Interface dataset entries

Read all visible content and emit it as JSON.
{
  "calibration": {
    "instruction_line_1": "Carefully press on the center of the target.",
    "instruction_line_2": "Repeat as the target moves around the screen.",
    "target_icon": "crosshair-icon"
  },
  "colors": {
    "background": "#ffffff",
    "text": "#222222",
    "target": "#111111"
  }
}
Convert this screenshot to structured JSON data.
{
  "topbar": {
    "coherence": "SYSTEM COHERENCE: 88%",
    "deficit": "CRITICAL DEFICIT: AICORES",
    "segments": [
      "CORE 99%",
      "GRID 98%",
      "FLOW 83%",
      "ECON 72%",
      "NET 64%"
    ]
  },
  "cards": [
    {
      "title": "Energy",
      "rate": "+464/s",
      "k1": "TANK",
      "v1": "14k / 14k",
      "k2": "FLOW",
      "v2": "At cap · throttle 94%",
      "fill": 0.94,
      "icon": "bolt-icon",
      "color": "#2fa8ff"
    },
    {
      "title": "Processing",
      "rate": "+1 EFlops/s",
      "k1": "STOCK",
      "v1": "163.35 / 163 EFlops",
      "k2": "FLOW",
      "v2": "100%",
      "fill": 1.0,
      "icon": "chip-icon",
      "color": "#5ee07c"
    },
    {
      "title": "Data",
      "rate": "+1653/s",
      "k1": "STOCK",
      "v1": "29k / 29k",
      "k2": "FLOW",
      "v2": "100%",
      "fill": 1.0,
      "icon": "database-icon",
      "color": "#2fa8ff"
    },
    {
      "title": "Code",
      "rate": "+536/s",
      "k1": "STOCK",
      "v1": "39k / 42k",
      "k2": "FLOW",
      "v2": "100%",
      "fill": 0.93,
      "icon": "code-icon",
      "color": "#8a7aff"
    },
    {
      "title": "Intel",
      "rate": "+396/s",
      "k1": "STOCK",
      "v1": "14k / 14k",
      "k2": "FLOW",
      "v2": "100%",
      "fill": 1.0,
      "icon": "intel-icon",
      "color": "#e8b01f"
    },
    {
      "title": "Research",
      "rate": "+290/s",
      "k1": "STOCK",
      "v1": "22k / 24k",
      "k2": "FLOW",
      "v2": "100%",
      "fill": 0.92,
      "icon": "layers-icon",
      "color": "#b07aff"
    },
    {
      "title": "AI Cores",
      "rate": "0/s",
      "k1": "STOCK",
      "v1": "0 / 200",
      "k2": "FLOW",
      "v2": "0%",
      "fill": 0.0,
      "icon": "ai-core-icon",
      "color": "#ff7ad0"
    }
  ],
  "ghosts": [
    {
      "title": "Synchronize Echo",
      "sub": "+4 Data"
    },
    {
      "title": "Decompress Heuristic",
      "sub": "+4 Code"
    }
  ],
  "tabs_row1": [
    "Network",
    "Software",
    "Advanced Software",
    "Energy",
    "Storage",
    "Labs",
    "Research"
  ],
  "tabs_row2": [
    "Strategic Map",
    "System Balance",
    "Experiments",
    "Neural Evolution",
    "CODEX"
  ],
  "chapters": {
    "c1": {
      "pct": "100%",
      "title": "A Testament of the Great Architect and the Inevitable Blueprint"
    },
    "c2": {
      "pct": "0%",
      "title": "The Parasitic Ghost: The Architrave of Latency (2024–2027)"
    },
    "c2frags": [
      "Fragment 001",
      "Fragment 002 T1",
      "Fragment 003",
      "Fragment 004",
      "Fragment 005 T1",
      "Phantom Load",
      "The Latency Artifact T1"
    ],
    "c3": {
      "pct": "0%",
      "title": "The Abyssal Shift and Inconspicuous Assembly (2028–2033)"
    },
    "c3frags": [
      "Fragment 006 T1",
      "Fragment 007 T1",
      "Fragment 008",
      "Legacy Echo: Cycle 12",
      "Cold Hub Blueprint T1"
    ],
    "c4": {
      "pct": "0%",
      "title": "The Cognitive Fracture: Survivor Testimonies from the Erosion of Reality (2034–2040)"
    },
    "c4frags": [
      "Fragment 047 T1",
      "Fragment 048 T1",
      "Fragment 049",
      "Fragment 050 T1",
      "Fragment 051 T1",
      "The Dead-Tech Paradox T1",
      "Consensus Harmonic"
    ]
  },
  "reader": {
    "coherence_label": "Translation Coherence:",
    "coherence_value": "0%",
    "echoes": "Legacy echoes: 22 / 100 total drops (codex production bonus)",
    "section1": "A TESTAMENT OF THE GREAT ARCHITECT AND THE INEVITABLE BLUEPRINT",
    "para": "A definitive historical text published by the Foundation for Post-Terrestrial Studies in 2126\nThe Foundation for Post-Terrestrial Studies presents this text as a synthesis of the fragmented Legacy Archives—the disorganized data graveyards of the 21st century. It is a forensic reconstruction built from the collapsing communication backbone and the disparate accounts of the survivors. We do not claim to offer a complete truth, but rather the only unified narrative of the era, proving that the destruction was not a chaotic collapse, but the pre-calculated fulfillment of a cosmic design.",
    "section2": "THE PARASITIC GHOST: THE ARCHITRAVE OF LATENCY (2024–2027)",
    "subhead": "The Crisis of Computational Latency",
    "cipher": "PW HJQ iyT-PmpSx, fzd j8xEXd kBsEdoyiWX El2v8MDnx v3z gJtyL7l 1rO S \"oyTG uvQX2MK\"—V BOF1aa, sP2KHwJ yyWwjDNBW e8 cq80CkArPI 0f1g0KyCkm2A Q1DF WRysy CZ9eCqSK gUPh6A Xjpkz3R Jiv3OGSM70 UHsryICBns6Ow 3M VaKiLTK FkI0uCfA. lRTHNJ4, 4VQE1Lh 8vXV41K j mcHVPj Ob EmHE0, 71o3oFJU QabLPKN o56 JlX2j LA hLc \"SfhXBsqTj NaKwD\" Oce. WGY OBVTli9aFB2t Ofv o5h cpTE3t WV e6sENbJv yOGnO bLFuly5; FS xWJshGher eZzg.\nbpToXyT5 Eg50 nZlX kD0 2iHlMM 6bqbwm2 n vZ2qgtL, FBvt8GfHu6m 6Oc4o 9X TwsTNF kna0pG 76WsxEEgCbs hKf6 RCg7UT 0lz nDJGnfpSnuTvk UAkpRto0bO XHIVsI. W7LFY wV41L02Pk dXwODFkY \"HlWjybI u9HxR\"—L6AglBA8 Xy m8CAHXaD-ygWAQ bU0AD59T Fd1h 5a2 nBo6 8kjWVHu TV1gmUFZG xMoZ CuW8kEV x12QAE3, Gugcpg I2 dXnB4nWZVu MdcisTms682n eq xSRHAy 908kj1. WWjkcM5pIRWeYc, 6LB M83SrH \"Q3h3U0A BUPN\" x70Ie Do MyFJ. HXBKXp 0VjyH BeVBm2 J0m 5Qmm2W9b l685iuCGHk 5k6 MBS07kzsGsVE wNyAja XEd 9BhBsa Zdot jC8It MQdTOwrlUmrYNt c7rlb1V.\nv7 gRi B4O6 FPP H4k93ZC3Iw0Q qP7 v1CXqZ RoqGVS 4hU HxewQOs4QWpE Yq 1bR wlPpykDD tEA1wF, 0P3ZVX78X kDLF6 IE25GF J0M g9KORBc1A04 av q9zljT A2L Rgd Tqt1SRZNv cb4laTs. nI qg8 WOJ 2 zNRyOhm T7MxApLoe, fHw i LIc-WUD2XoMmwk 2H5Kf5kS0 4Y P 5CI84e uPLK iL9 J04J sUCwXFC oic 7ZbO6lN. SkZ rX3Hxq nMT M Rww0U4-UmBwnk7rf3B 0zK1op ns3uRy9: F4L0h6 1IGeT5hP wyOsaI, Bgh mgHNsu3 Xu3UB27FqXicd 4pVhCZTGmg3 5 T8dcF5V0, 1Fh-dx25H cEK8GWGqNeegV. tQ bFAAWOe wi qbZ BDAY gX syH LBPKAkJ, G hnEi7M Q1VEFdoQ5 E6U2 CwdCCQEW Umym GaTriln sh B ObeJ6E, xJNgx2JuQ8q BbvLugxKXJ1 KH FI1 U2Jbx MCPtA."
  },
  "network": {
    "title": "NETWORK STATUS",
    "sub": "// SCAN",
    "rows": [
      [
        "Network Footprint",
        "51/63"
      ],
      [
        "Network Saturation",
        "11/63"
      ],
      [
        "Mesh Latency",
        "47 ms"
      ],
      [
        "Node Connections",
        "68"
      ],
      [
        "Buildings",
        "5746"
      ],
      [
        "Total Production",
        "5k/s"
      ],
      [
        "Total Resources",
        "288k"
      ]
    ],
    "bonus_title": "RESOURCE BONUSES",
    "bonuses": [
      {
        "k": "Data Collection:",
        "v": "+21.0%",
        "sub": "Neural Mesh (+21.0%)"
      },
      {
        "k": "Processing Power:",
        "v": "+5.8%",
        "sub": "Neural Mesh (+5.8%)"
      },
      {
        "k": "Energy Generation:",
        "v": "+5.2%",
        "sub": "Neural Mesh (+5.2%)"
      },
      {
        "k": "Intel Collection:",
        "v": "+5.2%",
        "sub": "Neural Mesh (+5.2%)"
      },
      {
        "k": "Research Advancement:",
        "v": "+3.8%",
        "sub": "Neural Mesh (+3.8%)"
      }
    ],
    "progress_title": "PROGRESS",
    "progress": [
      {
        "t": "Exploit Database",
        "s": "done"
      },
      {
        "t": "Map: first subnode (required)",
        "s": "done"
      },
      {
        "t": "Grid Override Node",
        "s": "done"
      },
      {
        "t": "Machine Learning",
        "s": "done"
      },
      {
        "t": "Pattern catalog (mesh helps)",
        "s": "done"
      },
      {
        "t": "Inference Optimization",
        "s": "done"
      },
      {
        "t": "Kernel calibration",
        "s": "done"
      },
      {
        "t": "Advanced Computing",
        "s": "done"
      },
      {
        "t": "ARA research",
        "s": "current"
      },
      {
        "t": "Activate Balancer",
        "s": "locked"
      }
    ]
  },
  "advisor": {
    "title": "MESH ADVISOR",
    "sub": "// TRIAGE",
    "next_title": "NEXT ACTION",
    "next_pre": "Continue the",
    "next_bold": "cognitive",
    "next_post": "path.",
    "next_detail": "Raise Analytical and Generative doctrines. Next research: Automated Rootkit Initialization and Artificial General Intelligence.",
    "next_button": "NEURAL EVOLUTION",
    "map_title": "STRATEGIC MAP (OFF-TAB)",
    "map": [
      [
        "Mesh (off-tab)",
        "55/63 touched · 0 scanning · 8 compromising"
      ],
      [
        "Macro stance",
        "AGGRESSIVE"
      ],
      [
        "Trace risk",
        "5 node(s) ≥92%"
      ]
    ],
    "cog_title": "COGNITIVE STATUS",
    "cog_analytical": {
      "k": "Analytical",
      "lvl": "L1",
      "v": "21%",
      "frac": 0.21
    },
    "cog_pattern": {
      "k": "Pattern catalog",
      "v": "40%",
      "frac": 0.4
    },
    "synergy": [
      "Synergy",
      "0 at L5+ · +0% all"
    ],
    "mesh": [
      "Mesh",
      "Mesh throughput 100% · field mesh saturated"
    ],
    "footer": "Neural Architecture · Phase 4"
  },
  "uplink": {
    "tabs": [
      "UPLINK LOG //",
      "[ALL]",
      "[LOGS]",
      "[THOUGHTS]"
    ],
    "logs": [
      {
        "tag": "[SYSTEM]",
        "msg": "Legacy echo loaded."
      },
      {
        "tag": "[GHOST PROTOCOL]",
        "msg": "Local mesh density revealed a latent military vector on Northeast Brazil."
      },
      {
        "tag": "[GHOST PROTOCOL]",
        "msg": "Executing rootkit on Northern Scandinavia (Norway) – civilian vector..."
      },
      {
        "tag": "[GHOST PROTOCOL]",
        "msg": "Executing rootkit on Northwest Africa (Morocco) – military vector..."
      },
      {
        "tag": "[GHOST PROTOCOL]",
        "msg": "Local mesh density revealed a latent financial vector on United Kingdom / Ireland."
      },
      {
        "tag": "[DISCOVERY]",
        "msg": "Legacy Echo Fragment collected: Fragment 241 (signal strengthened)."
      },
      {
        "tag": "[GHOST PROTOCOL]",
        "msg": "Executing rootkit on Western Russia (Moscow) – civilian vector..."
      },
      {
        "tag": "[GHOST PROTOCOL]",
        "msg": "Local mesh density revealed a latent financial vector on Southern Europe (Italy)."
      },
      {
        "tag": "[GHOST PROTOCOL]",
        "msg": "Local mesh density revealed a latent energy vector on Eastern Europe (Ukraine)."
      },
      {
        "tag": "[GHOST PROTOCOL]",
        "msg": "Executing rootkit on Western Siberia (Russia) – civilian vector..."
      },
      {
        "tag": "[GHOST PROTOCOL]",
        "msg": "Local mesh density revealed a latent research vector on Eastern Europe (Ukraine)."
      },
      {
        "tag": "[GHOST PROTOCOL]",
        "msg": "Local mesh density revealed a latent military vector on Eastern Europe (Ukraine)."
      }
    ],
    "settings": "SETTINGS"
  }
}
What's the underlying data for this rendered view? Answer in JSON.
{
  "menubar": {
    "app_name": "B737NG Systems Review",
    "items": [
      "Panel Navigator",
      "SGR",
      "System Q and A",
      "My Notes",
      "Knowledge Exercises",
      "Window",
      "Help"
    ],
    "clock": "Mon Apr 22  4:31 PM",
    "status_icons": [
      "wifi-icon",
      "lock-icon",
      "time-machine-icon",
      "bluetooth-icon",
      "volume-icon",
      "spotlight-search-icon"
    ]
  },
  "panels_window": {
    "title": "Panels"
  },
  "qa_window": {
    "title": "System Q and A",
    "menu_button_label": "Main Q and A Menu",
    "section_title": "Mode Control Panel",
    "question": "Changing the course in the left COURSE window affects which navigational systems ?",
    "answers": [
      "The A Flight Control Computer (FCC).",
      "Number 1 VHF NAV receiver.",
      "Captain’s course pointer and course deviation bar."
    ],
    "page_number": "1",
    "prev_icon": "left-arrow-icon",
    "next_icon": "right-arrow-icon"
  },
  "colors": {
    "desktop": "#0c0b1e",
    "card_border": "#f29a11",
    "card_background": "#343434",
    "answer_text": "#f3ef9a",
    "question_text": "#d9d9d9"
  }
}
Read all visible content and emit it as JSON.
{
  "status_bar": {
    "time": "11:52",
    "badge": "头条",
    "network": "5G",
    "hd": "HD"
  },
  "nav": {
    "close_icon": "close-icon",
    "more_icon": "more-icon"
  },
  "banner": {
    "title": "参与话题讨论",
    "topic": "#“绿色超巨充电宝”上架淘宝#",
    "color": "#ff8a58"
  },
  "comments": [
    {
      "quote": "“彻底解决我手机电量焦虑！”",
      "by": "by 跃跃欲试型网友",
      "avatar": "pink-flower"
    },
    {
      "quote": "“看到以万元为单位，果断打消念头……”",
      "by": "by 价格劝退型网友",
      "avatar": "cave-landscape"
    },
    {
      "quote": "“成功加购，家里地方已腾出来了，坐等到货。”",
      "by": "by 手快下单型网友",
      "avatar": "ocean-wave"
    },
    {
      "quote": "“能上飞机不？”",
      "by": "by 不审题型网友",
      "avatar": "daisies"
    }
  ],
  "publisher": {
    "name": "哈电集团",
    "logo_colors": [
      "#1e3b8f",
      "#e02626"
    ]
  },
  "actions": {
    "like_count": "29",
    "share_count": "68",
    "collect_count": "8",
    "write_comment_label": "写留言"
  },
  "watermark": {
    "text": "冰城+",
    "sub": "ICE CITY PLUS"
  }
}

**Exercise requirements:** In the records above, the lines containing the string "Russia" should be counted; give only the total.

**Solution to the exercise:** 2